Building a freelance portfolio is one of the first things you need to do when trying to find new freelance clients.
Before a potential new client hires you, clients need more assurance than your promise that you will deliver value for them.
Showing any previous client work or freelance projects you have completed is a no brainer. But how you structure your freelance portfolio depends on your profession and your preferences.
Although the term “portfolio” isn’t the same for all freelance professions, here we’ll call the body of your work as your portfolio.
In this article:
Your freelance portfolio website
A key part of your freelance portfolio is your website. Since a website is the main way a possible client can have contact with you, you need a website to show what work you’re doing and whether you’ve shown enough value to prompt them into contacting you.
There are many things that you’ll want to include in your website portfolio:
Presenting work as a case study can be as simple as showing a picture of the project (if there is one) and writing about what you did on that project.
A case study usually highlights your approach to the project, why the client selected you for the project, what you actually did and the way it benefited the client.
When presenting your work as samples or links, you’ll wish to opt for 2-3 key comes and expand them into case studies.
This will be helpful for clients who haven’t worked with any previous freelancers in your area and may not be sure what to expect. In describing the project and outcomes, you have got an opportunity to impress clients.
Show your skills and your ability to explain your service in a way that they can see the value you provide.
Showing examples of your work
This may mean extracts of written work, illustrations, designs, pictures or code snippets.
One of the most popular style of portfolios is simply a series of visual samples shown as a slideshow presentation.
If you select a slideshow format make sure you show your best work upfront – a client might be in a hurry and in a very hurry and choose you solely on your first 1 or 2 projects that you show them..
For freelance designers, developers and journalists who haven’t got time to develop full case studies, a series of links to previous work completed will do as a portfolio
Showing a list of clients you’ve previously worked for is a great showing new clients that you’ve completed projects for similar companies before.
For example, if you are a freelance journalist, you can list if you have written for The New York Times and Vice Magazine. Only list relevant articles, otherwise you may have trouble persuading a client that you have enough experience for the job.
What projects to show in your freelance portfolio
The work you show in your portfolio is the work you want to become known for. Your portfolio paints you as a specific kind of freelancer who will a specific kind of project. This has some interesting implications once you create your freelance portfolio.
Selectively showcase your work

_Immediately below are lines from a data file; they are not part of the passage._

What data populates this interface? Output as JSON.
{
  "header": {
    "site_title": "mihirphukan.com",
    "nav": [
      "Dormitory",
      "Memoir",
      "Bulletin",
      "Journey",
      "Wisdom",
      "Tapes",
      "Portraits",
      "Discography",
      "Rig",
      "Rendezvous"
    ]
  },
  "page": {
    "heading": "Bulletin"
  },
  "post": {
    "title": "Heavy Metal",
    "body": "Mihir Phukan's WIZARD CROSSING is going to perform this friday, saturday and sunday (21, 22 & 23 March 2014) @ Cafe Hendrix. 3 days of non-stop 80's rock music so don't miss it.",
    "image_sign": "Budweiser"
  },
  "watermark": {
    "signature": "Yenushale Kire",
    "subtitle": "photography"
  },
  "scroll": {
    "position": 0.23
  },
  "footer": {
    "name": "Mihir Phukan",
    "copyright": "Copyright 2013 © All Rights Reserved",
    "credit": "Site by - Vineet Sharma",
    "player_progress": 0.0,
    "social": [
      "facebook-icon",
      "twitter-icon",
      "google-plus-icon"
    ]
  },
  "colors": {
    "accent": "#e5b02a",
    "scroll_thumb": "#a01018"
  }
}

If you’re getting to be a designer for large corporate clients, then showing startup work isn’t going to help you. Decide what work you wish to win and build your portfolio relevant to it market. This might mean leaving out some your best work, something that you may think is counter intuitive.
Stay focussed, but give some variety
Showing a diverse range of projects can show clients that you are versatile. But an excessive amount of example projects or case studies can leave a client unsure of what it is exactly that you do.
You’re better off painting a nice portrait of how you can benefit the client in a more specific way, rather than come across as a freelancer who takes on any project that comes along.
Tailor the work you showcase to match the client
If you’re pitching for a specific kind of project or sector, make sure your portfolio presents you as an individual who can handle that kind of work.
If you’re presenting your freelance portfolio online you’ll get the same result by categorising your work. Clients who are trying to find a specific kind of freelancer in a certain industry can go straight to that category and ignore the work that is irrelevant.
What if you have no previous freelance projects or experience?
There may be many reasons why you have very little work or experience to point out.
Your previous boss might not have let you create case studies or you may not not have done the kind of work you earn to try and do now, or you don’t have abundant freelance expertise to highlight.
As you would guess, there’s only one answer. Do some work to bulk up your portfolio.
As a start, you could draft a fictitious brief that plays to your strengths and execute it, volunteer for a charity that needs your freelance skills, or do free work for friends or family.
This approach may not be exciting or good for your wallet, but in a few weeks and after a few initial projects m be in a much better position to build your freelance portfolio with work you can be proud of.